PROMOTE MIXED INCOME HOUSING AND COMMUNITY DEVELOPMENT LOANS
We oppose the proposed question and answer that provides CRA points for financing middle- and upper-income housing developments in distressed rural middle-income census tracts. Elsewhere in the existing Question and Answer document and in your proposed questions, the agencies provide credit for mixed-income housing developments. Mixed-income housing helps to overcome segregation by income and is an activity worthy of CRA points if the housing contains a significant number of low- and moderate-income families. We therefore urge you to eliminate the possibilities of banks receiving significant CRA points for financing middle- and upper-income housing. We urge you instead to provide points for mixed-income housing.
We applaud your proposed question and answer that reiterates that mid-size banks must offer community development loans, investments and services. Mid-size banks cannot ignore one or more of these activities. We also recognize that qualitative factors on CRA exams can be important, but we ask that you add a provision to your proposed questions stating that qualitative factors will not be employed by examiners to excuse low levels of community development lending, investments or services.
The hurricane disasters of 2005 provide a test of societys inclination and ability to help poor people and minorities who are the victims of natural disasters. Government must take the lead but much also must come from the private banking sector.

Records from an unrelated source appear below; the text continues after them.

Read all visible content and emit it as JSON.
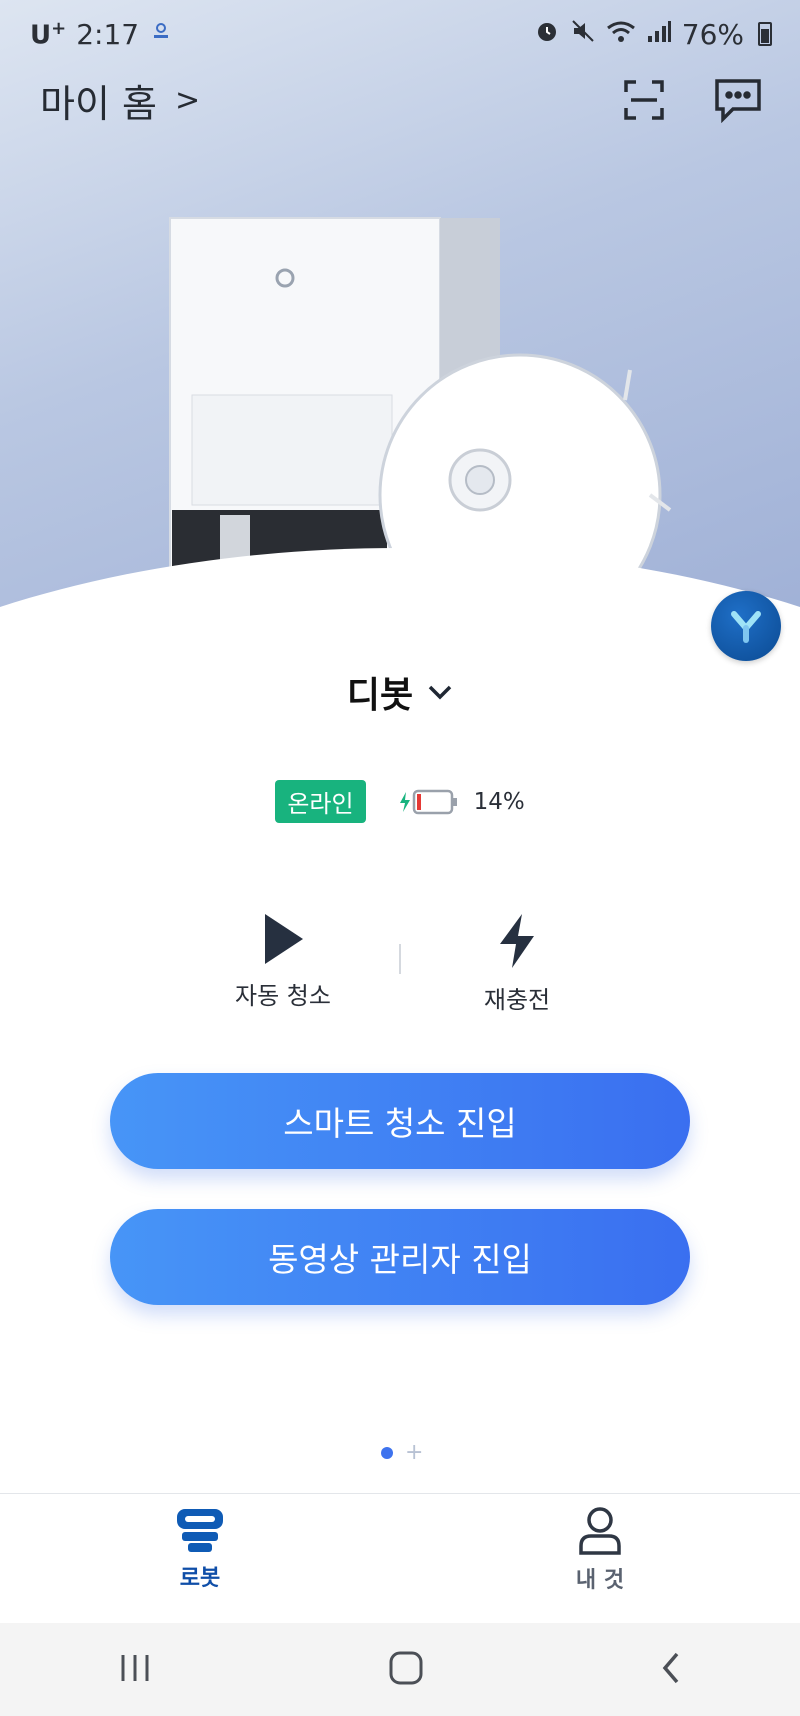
{
  "status_bar": {
    "carrier": "U",
    "carrier_sup": "+",
    "time": "2:17",
    "battery": "76%"
  },
  "header": {
    "home_label": "마이 홈",
    "home_chevron": ">"
  },
  "device": {
    "name": "디봇",
    "status_label": "온라인",
    "battery_percent": "14%",
    "battery_level": 0.14
  },
  "actions": [
    {
      "label": "자동 청소",
      "icon": "play-icon"
    },
    {
      "label": "재충전",
      "icon": "bolt-icon"
    }
  ],
  "buttons": {
    "smart_clean": "스마트 청소 진입",
    "video_manager": "동영상 관리자 진입"
  },
  "pager": {
    "pages": 2,
    "current": 1
  },
  "bottom_nav": [
    {
      "label": "로봇",
      "icon": "robot-icon",
      "active": true
    },
    {
      "label": "내 것",
      "icon": "person-icon",
      "active": false
    }
  ],
  "colors": {
    "accent": "#3a6ff0",
    "online": "#18b37e",
    "nav_active": "#0f4ea8",
    "battery_low": "#e53935"
  }
}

While our area is a long way from the Gulf Coast, it is subject to tornados that have damaged or destroyed nearby communities. We appreciate that the federal banking agencies have clarified how banks will receive favorable consideration in their Community Reinvestment Act (CRA) exams for financing community development activities in geographical areas impacted by natural disasters. While we are pleased that the federal agencies direct banks to focus on low- and moderate-income families in areas impacted by disasters, we are concerned that other proposed questions divert bank financing to middle- and upper-income housing. The agencies must implement CRA in a manner that maintains the law's central objective of ending redlining and expanding access to credit for low- and moderate-income families and communities.

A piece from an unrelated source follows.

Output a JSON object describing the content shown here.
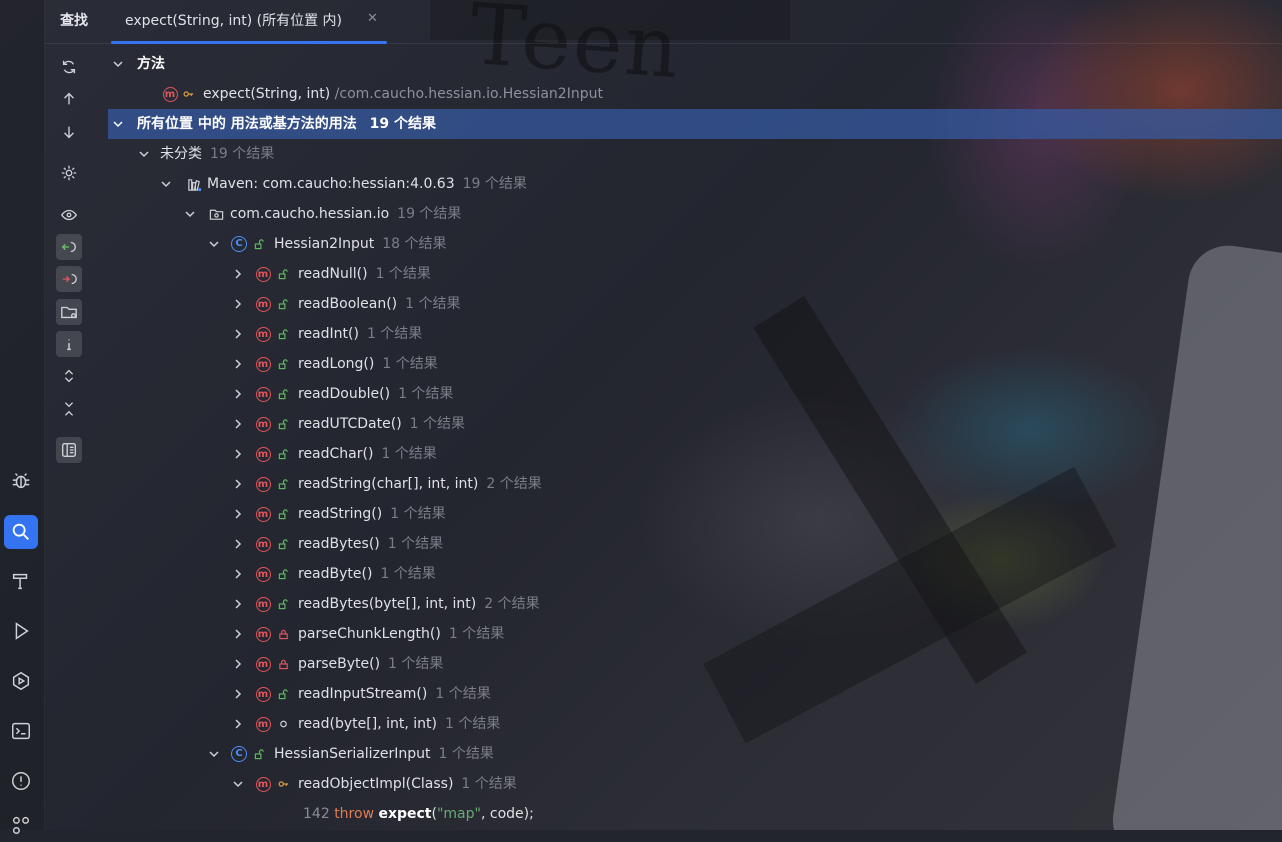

We are pleased that the agencies are proposing that banks will receive points on their CRA exams for financing community development in geographical areas impacted by disasters for up to one year after the expiration of official federal or state designation of disaster status. Community development financing takes considerable time to plan and implement, meaning that the one year of additional time is important for geographical areas like the Gulf Coast region that have been devastated by natural disasters. We also applaud the agencies for providing more "weight" or credit to community development activities that are most responsive to the needs of low- and moderate-income individuals that have been impacted by the natural disaster. Your proposal to provide CRA points for investments that benefit families displaced by disasters promises to be very beneficial to areas receiving a large influx of families resettling in the wake of Hurricane Katrina and future natural calamities.

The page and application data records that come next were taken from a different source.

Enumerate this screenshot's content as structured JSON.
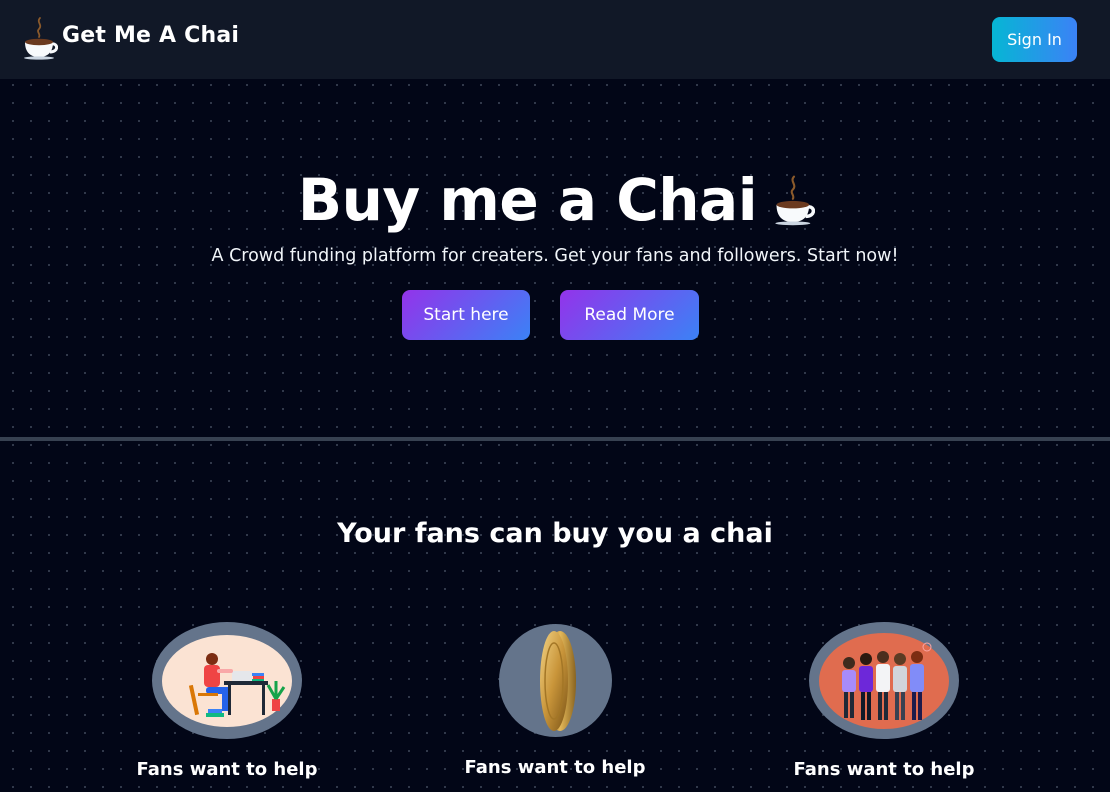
{
  "navbar": {
    "brand_title": "Get Me A Chai",
    "brand_icon": "tea-cup-icon",
    "signin_label": "Sign In"
  },
  "hero": {
    "title": "Buy me a Chai",
    "title_icon": "tea-cup-icon",
    "subtitle": "A Crowd funding platform for creaters. Get your fans and followers. Start now!",
    "start_label": "Start here",
    "read_more_label": "Read More"
  },
  "features": {
    "title": "Your fans can buy you a chai",
    "items": [
      {
        "label": "Fans want to help",
        "icon": "person-working-illustration"
      },
      {
        "label": "Fans want to help",
        "icon": "gold-coin-icon"
      },
      {
        "label": "Fans want to help",
        "icon": "group-of-people-illustration"
      }
    ]
  },
  "colors": {
    "background": "#020617",
    "navbar": "#111827",
    "signin_gradient": [
      "#06b6d4",
      "#3b82f6"
    ],
    "button_gradient": [
      "#9333ea",
      "#3b82f6"
    ],
    "feature_circle": "#64748b",
    "divider": "#374151"
  }
}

Thank you for consideration of our comments.
|Last Updated 01/10/2006||Regs@fdic.gov|